"Surprising them. If we keep on our current course, the Pearl is going to take us on our left side without ever presenting a target. If we club haul, we'll take her by surprise and even the odds."

"You're completely mad, but it just might work. Lower the starboard anchor!" James shouted as he kept the wheel steady.

As the anchor descended to the bottom of the sea, he let go of the wheel causing the ship to swing around and everyone aboard to lose balance. The crew grabbed hold of ropes and rails to keep themselves from falling. Elizabeth reached for the nearest rail but missed and started tumbling towards the port rail. An arm wrapped around her waist and pulled her against a warm body. She looked up and saw James smiling slightly prompting a blush to spread across her cheeks. She reached for the rope he was holding on to, determined to not appear helpless, that she could hold her own aboard the ship. When the ship levelled out, the crew manned their stations and lifted the anchor.

James looked at Elizabeth with apprehension. "Get inside my office and try to remain safe."

"James, I am not going to cower and hide while everyone else is fighting." Elizabeth grabbed one the guns a crew member was carrying past her to emphasise her point. He sighed and relented, knowing that even if he forbade her from helping, she would anyway.

"Alright, but stay out of danger as best you can." James took the rifle being handed to him by Turner. The Black Pearl sailed along their side. "Steady men!"

Once the ships were aligned, William Turner shouted "Fire!"

Cannon shots rang out through the area as both ships fired their cannons. Pistols and rifles fired at random intervals as each person shot and reloaded as quickly and accurately as they could. Elizabeth ducked under the cover of the starboard side as she reloaded her rifle. Norrington was quickly at her side, soon joined by Turner and Gibbs.

"We could use a few more ideas," Gibbs stated to the small group. "We need us a devil's dowry."

"I know what they're after," Turner trailed off and glanced over at the crew of the Black Pearl. None of them were ready to give up and their ammunition seemed to be in an unlimited supply.

"The medallion? Where is it?" Elizabeth asked.

Without giving an answer, Turner left the group in a puzzled state. Norrington encouraged them to continue fighting, not ready to wave the white flag though they had no hope of winning. A loud boom made Elizabeth start before turning her head to see that the mast had been severed, landing on the deck and creating a bridge across to the Pearl. Crew from the Pearl swung over, engaging the Interceptor's crew into sword fights.
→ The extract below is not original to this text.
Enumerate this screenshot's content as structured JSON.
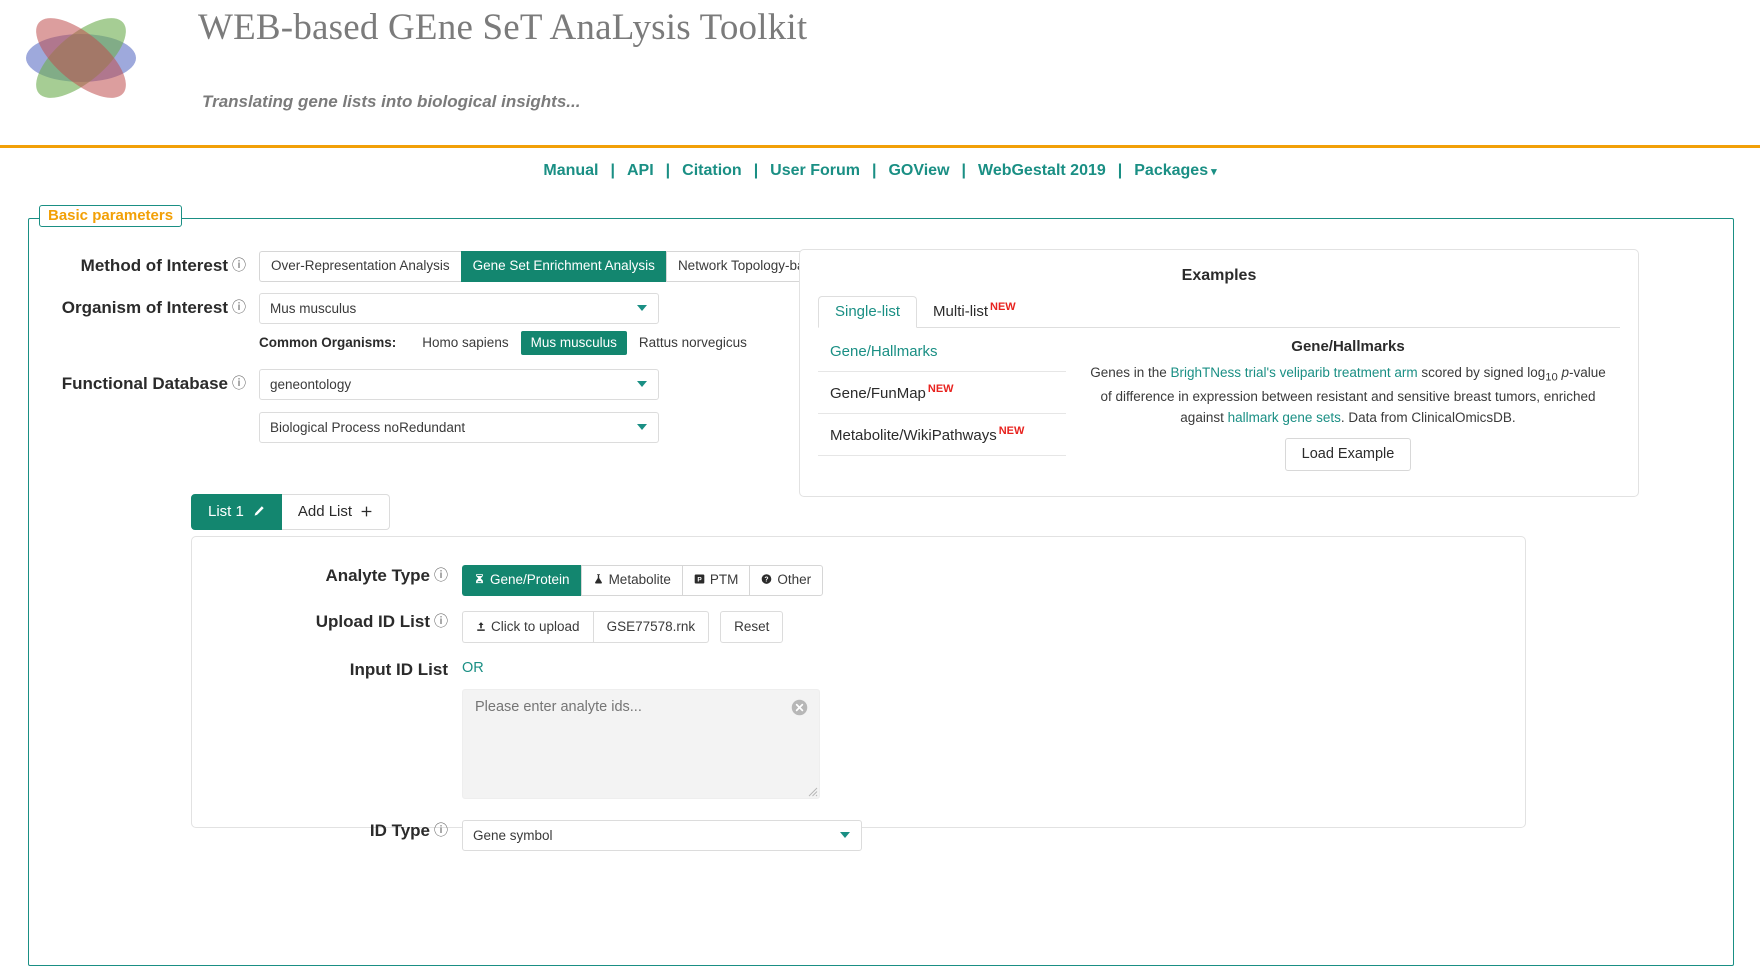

James unsheathed his small sword as he stood and went about trying to protect his ship and its current crew. People were fighting in every portion of the ship and as hard as they tried, they were not doing well. They were losing this battle; that much was clear.